The following story is just one that exemplifies the heartache and decision making that many are facing in response to the pandemic when it comes to our loved ones in nursing homes.
The Story of Mary and Dale…
One day recently, Mary made an appointment to come see me. Mary is a petite woman who always has a very pleasant smile on her face. I have come to know her and her husband, Dale, quite well over the last year. Dale suffers from Alzheimer’s and Mary had been caring for him in their home for several years since this diagnosis. They came to me in the Spring of 2019 to help get qualified for Medicaid as this would allow Mary to remain at home and Dale would be moved to a facility to get the proper care he needed.
As Mary sat across from me, I could tell something was not quite right. She appeared visibly distraught and was nervously fidgeting in her chair as we started our conversation by catching up since the last time we had met. When she began to speak, her voice sounded frail and she was on the verge of tears. Mary told me that due to the pandemic, the facility where Dale is had stopped allowing visitation. She stated that she has not really been able to communicate with her husband. On the few occasions when they were able to do a Zoom call together, he was never wearing his hearing aids so he could not hear her well and he also did not have his glasses on so he could not see her well either. Also, Mary expressed concern over the fact that Dale did not appear to be wearing his own clothing.
Mary was devastated over the fact that she could not be face to face with her husband and the lack of communication had prompted her to consider removing Dale from the facility and bringing him home. This ultimately was why she was sitting across from me on this day. Mary wanted to know what would happen if she brought him home and was seeking validation to do so.
My heart broke that day. Staring into the eyes of this woman who was experiencing so much pain, I tried to put myself in her shoes. I tried to put myself in the shoes of everyone who was experiencing something similar due to the pandemic and empathize with the emotional rollercoaster they must be experiencing.

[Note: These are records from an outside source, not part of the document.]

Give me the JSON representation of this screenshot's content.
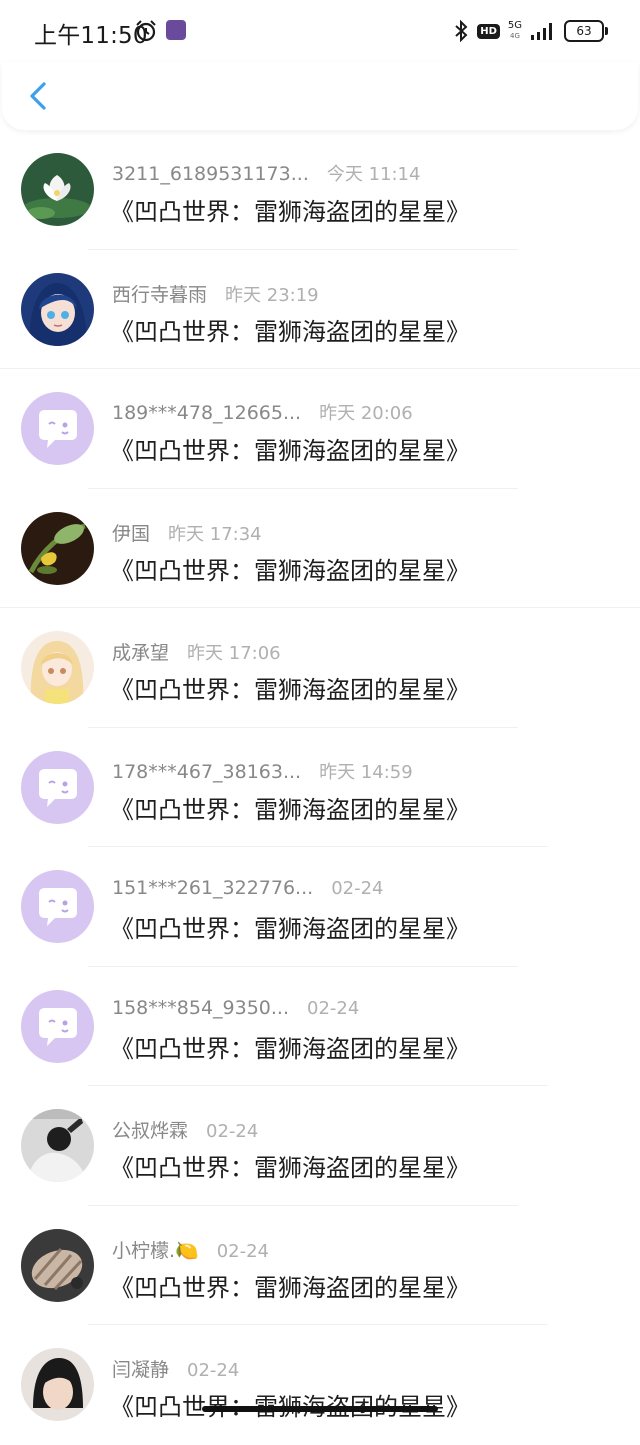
{
  "status_bar": {
    "time": "上午11:50",
    "network": "5G",
    "network_sub": "4G",
    "hd": "HD",
    "battery": "63"
  },
  "nav": {
    "back_icon": "chevron-left-icon",
    "accent_color": "#3aa0f0"
  },
  "messages": [
    {
      "name": "3211_6189531173...",
      "time": "今天 11:14",
      "text": "《凹凸世界：雷狮海盗团的星星》",
      "avatar": "lotus-photo"
    },
    {
      "name": "西行寺暮雨",
      "time": "昨天 23:19",
      "text": "《凹凸世界：雷狮海盗团的星星》",
      "avatar": "anime-blue-hair"
    },
    {
      "name": "189***478_12665...",
      "time": "昨天 20:06",
      "text": "《凹凸世界：雷狮海盗团的星星》",
      "avatar": "default-chat-bubble"
    },
    {
      "name": "伊国",
      "time": "昨天 17:34",
      "text": "《凹凸世界：雷狮海盗团的星星》",
      "avatar": "plant-photo"
    },
    {
      "name": "成承望",
      "time": "昨天 17:06",
      "text": "《凹凸世界：雷狮海盗团的星星》",
      "avatar": "anime-blonde"
    },
    {
      "name": "178***467_38163...",
      "time": "昨天 14:59",
      "text": "《凹凸世界：雷狮海盗团的星星》",
      "avatar": "default-chat-bubble"
    },
    {
      "name": "151***261_322776...",
      "time": "02-24",
      "text": "《凹凸世界：雷狮海盗团的星星》",
      "avatar": "default-chat-bubble"
    },
    {
      "name": "158***854_9350...",
      "time": "02-24",
      "text": "《凹凸世界：雷狮海盗团的星星》",
      "avatar": "default-chat-bubble"
    },
    {
      "name": "公叔烨霖",
      "time": "02-24",
      "text": "《凹凸世界：雷狮海盗团的星星》",
      "avatar": "bw-photo"
    },
    {
      "name": "小柠檬.🍋",
      "time": "02-24",
      "text": "《凹凸世界：雷狮海盗团的星星》",
      "avatar": "hand-photo"
    },
    {
      "name": "闫凝静",
      "time": "02-24",
      "text": "《凹凸世界：雷狮海盗团的星星》",
      "avatar": "person-photo"
    }
  ]
}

Taking this time to gather my thoughts, I knew what I was about to say was not what Mary wanted to hear.
I remembered back to the first day she came to my office and it was time for her to decide to move Dale to a nursing home facility. Mary was just as upset then, knowing that she could no longer care for him and care for herself. She was utterly exhausted from getting up with Dale several times a night. She also could not leave him alone to run errands or even talk on the phone. Dale’s disease was causing him to experience bouts of anger and jealously. Mary knew that his irritability and aggressiveness were a symptom of Alzheimer’s, but at times it was not safe for Dale to remain home with this occurring.

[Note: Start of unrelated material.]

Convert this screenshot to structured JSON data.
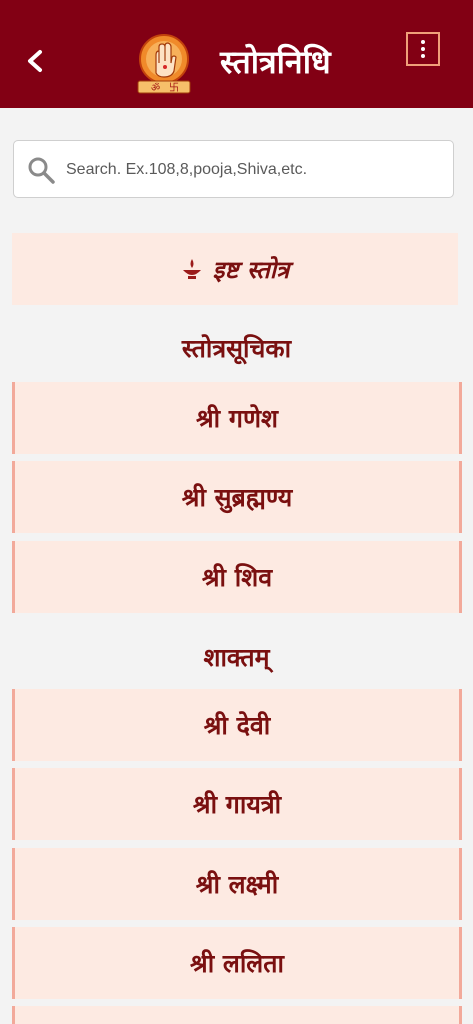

I looked at Mary and told her that I understood her concerns. These were not normal times and it was an extremely challenging time for everyone. Then I told her what she probably knew deep down but did not want to hear. Dale was in the best possible place that he could be. Even though they are apart, Mary should feel confident that she chose an excellent facility for him where his needs are fully taken care of. I gently reminded her of what it had been like trying to care for him before he was moved there.
Mary sat in silence and I could tell she was thinking back to these days. I reassured her that it was the right decision to leave Dale in the care of the nursing home facility. Since the beginning of the pandemic, they had been taking all the proper precautions and had not had one positive test. If Mary brought him home and discovered she still could not care for him, they may not allow him to return. Was it worth taking this risk?
My name is Christina and I am the Outreach Director for The Law Firm of Christopher W. Dum, an elder law and estate planning firm. The work that I do is primarily focused on helping aging seniors with failing health or mental abilities get the help they need. This involves attaining skilled level care without the client having to lose everything they have worked so hard for their entire lives.
What you have just read is a true story about two of my clients whose names have been changed for privacy reasons. This story, like many others that I could tell you, brings to light the challenges being faced due to the pandemic and the importance of having hard conversations to make sure comprehensive health care directives are in place.
For the families who have loved ones in nursing care facilities that have been shuttered due to the pandemic, the same concerns resonate. They worry that loved ones are isolated from their support systems which could contribute to a decline in health. They are worried that their loved ones may end up forgetting who they are. They worry that their loved ones are not being cared for properly. Where this is something that has never been navigated before, these are all valid concerns. The part that needs work right now, is how to lessen these concerns and how we can better prepare if faced with something like this in the future.
We can also work with these families to help them prepare the best that they can. This can be done by ensuring a proper estate plan is in place and that it remains up to date. Right now, more than ever with the swirling uncertainty of the pandemic, this is one of the most important things that should be taken care of.